Return every record exactly. Omit nothing.

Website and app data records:
+++
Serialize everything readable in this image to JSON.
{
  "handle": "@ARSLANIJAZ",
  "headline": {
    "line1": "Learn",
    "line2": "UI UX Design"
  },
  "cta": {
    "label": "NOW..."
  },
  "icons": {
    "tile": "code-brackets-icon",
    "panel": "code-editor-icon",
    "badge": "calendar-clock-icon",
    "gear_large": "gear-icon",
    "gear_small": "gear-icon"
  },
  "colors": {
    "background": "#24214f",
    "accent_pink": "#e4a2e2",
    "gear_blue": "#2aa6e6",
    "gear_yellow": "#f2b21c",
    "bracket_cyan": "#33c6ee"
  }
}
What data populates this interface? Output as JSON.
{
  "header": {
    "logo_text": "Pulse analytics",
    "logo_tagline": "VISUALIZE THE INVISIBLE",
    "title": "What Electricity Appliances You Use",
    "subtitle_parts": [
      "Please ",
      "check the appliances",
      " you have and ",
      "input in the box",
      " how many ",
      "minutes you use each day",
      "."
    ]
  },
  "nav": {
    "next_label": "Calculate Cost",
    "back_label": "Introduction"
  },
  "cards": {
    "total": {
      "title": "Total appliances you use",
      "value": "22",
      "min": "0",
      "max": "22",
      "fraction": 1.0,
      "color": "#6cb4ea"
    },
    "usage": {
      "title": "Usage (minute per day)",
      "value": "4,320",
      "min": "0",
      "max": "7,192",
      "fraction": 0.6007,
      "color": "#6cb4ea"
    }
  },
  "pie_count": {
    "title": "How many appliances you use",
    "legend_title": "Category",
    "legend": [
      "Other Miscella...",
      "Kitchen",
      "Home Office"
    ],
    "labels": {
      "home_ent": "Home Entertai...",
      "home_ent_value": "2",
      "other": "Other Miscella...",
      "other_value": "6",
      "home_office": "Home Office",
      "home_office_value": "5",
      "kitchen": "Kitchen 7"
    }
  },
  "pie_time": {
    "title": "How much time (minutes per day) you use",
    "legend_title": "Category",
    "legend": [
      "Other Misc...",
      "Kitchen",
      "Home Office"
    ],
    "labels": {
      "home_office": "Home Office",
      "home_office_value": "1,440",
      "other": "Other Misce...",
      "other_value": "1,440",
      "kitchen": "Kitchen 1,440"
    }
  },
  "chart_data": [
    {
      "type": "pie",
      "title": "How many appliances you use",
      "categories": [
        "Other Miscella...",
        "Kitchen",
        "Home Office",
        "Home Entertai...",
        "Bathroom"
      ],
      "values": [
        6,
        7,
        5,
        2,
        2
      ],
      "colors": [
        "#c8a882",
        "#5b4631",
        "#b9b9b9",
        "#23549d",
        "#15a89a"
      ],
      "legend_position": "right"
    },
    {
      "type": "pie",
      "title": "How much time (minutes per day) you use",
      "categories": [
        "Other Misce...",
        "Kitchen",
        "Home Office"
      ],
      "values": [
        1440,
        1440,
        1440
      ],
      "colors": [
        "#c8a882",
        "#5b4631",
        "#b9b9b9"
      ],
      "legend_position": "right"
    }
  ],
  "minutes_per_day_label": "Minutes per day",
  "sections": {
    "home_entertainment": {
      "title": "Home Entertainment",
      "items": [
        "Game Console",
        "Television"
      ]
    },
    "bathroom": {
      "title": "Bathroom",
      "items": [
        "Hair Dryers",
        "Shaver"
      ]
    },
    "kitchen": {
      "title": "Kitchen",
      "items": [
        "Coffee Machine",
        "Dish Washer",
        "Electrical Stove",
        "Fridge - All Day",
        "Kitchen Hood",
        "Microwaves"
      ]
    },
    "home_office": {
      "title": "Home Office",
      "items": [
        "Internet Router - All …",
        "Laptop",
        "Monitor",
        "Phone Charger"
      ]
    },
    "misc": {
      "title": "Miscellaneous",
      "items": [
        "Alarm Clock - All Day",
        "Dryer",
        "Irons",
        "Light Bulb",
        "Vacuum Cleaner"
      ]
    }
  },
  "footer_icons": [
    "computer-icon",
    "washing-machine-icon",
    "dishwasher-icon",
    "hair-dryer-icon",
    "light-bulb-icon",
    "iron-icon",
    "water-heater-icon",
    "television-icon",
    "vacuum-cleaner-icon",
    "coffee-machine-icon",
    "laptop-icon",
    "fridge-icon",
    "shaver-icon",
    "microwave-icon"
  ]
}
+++
RESPONSE TO THE EXERCISE
Serialize everything readable in this image to JSON.
{
  "handle": "@ARSLANIJAZ",
  "headline": {
    "line1": "Learn",
    "line2": "UI UX Design"
  },
  "cta": {
    "label": "NOW..."
  },
  "icons": {
    "tile": "code-brackets-icon",
    "panel": "code-editor-icon",
    "badge": "calendar-clock-icon",
    "gear_large": "gear-icon",
    "gear_small": "gear-icon"
  },
  "colors": {
    "background": "#24214f",
    "accent_pink": "#e4a2e2",
    "gear_blue": "#2aa6e6",
    "gear_yellow": "#f2b21c",
    "bracket_cyan": "#33c6ee"
  }
}
What data populates this interface? Output as JSON.
{
  "header": {
    "logo_text": "Pulse analytics",
    "logo_tagline": "VISUALIZE THE INVISIBLE",
    "title": "What Electricity Appliances You Use",
    "subtitle_parts": [
      "Please ",
      "check the appliances",
      " you have and ",
      "input in the box",
      " how many ",
      "minutes you use each day",
      "."
    ]
  },
  "nav": {
    "next_label": "Calculate Cost",
    "back_label": "Introduction"
  },
  "cards": {
    "total": {
      "title": "Total appliances you use",
      "value": "22",
      "min": "0",
      "max": "22",
      "fraction": 1.0,
      "color": "#6cb4ea"
    },
    "usage": {
      "title": "Usage (minute per day)",
      "value": "4,320",
      "min": "0",
      "max": "7,192",
      "fraction": 0.6007,
      "color": "#6cb4ea"
    }
  },
  "pie_count": {
    "title": "How many appliances you use",
    "legend_title": "Category",
    "legend": [
      "Other Miscella...",
      "Kitchen",
      "Home Office"
    ],
    "labels": {
      "home_ent": "Home Entertai...",
      "home_ent_value": "2",
      "other": "Other Miscella...",
      "other_value": "6",
      "home_office": "Home Office",
      "home_office_value": "5",
      "kitchen": "Kitchen 7"
    }
  },
  "pie_time": {
    "title": "How much time (minutes per day) you use",
    "legend_title": "Category",
    "legend": [
      "Other Misc...",
      "Kitchen",
      "Home Office"
    ],
    "labels": {
      "home_office": "Home Office",
      "home_office_value": "1,440",
      "other": "Other Misce...",
      "other_value": "1,440",
      "kitchen": "Kitchen 1,440"
    }
  },
  "chart_data": [
    {
      "type": "pie",
      "title": "How many appliances you use",
      "categories": [
        "Other Miscella...",
        "Kitchen",
        "Home Office",
        "Home Entertai...",
        "Bathroom"
      ],
      "values": [
        6,
        7,
        5,
        2,
        2
      ],
      "colors": [
        "#c8a882",
        "#5b4631",
        "#b9b9b9",
        "#23549d",
        "#15a89a"
      ],
      "legend_position": "right"
    },
    {
      "type": "pie",
      "title": "How much time (minutes per day) you use",
      "categories": [
        "Other Misce...",
        "Kitchen",
        "Home Office"
      ],
      "values": [
        1440,
        1440,
        1440
      ],
      "colors": [
        "#c8a882",
        "#5b4631",
        "#b9b9b9"
      ],
      "legend_position": "right"
    }
  ],
  "minutes_per_day_label": "Minutes per day",
  "sections": {
    "home_entertainment": {
      "title": "Home Entertainment",
      "items": [
        "Game Console",
        "Television"
      ]
    },
    "bathroom": {
      "title": "Bathroom",
      "items": [
        "Hair Dryers",
        "Shaver"
      ]
    },
    "kitchen": {
      "title": "Kitchen",
      "items": [
        "Coffee Machine",
        "Dish Washer",
        "Electrical Stove",
        "Fridge - All Day",
        "Kitchen Hood",
        "Microwaves"
      ]
    },
    "home_office": {
      "title": "Home Office",
      "items": [
        "Internet Router - All …",
        "Laptop",
        "Monitor",
        "Phone Charger"
      ]
    },
    "misc": {
      "title": "Miscellaneous",
      "items": [
        "Alarm Clock - All Day",
        "Dryer",
        "Irons",
        "Light Bulb",
        "Vacuum Cleaner"
      ]
    }
  },
  "footer_icons": [
    "computer-icon",
    "washing-machine-icon",
    "dishwasher-icon",
    "hair-dryer-icon",
    "light-bulb-icon",
    "iron-icon",
    "water-heater-icon",
    "television-icon",
    "vacuum-cleaner-icon",
    "coffee-machine-icon",
    "laptop-icon",
    "fridge-icon",
    "shaver-icon",
    "microwave-icon"
  ]
}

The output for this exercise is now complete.